Airplane manufacturers are pushing for production increases, but their supply chains are not always meeting their marks. Last week, The Wall Street Journal published “Where Are the Toilets? Order Glut Stretches Giant Jet Makers to Limit.” According to the article, Airbus and Boeing are missing more than toilets; they need engines and seats, too, in order to deliver their completed planes to customers.
“After years of surging orders, including many from fast-growing Asian and Mideast airlines that sought fuel-efficient jets when oil prices were higher, the aviation industry is heaving under the strain,” Robert Wall and Doug Cameron write. In fact, Airbus and Boeing must make 30 percent more planes than they do now in order to fulfill existing orders, the writers note. “The scale of the ramp-up is putting companies to the test.”
Akbar Al Baker, CEO of Qatar Airways, is a frustrated customer, and he blames the manufacturers for being unprepared for the surge, which was generated by higher fuel prices and lower interest rates. “Both Airbus and Boeing, in order to mitigate their risk, will have to start investing in the industry in order to have a more diversified supply chain.”
Although the article focuses on toilets in its headline, the engine delays are creating the worst disruptions. Airbus uses engines made by Pratt & Whitney, a unit of United Technologies, and CFM International, a joint venture of General Electric and Safran, a French airline parts manufacturer. According to The Wall Street Journal, Pratt & Whitney promised 200 engines in 2016 but was able to deliver only 138. Likewise, CFM shipped only 77 of the 100 it planned.

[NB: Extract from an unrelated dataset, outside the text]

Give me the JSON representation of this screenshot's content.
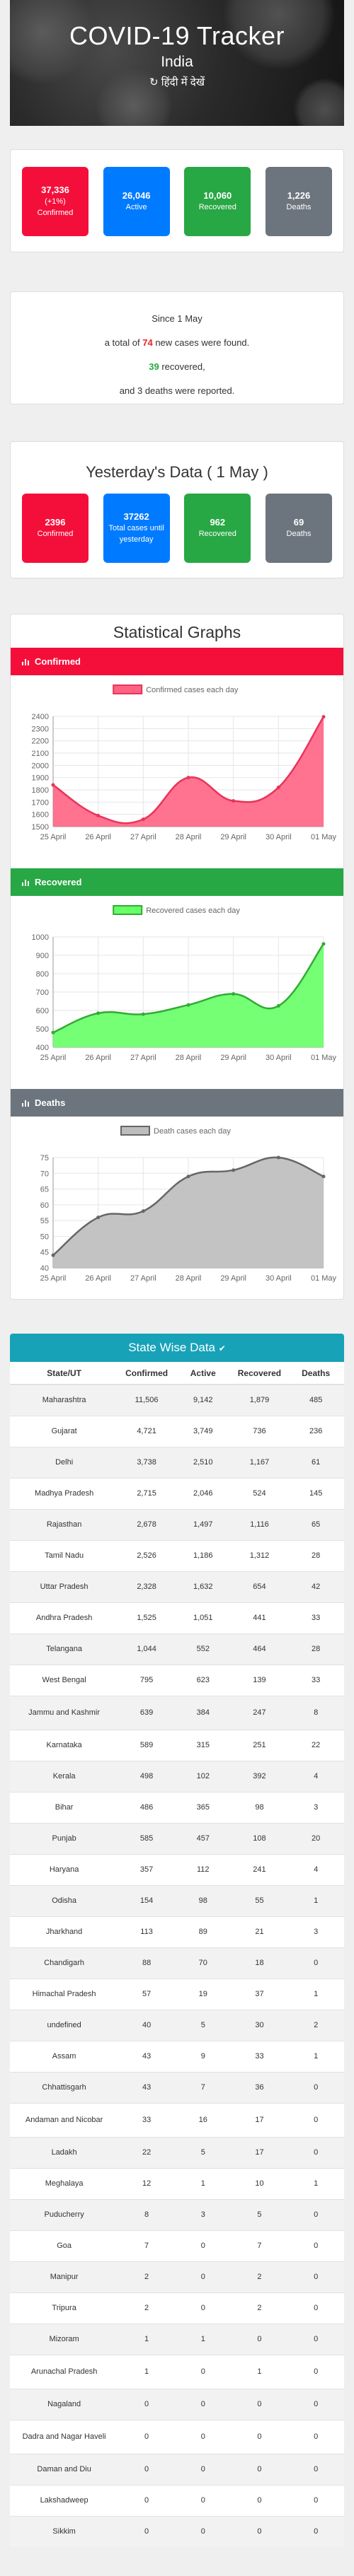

Both engine companies are implementing changes to meet demand. United Technology’s CEO said Pratt & Whitney, under the guidance of a new president of commercial aircraft, is creating extra capacity and is on target to build 350–400 engines this year. CFM also has a new leader, who will oversee the joint venture. Plus, at least one of its plants is working to decrease its cycle time from 20 days to 10.
Supply chain and production improvements should help the companies deliver their final products. “Today, the yearslong order bonanza pressuring manufacturers shows signs of tailing off, but that doesn’t relieve the urgency to deliver ordered plans as quickly as possible,” Wall and Cameron write. According to the article, Airbus expects it will build more than 700 planes this year. Boeing anticipates it will deliver 760–765.
The basics reviewed
Unlike many other manufactured products, planes take a long time to build. Here, especially, is where the old adage “time is money” counts. First, take a look at the definition of cash conversion cycle from the APICS Dictionary, 15th edition: “In manufacturing, the length of time from the purchase of raw materials to the collection of accounts receivable from customers for the sale of products or services.” Now consider the definition of cycle time: “In materials management, the length of time from when material enters a production facility until it exits.”
Although these factors are vitally important to business, Airbus and Boeing leaders need to examine more than just their cash conversion cycles and cycle times in order to meet demand and satisfy their customers. There’s expanding capacity; materials management; information visibility; good, old-fashioned risk management; and much, much more. No matter if you work for an airplane manufacturer, toy train maker, or anything in between, APICS offers best-in-class credentials that demonstrate to your organization that you understand these factors, have built skills to handle them, and can advance your firm’s performance. Find out which program is right for you by visiting www.apics.org/credentials-education/education-selector.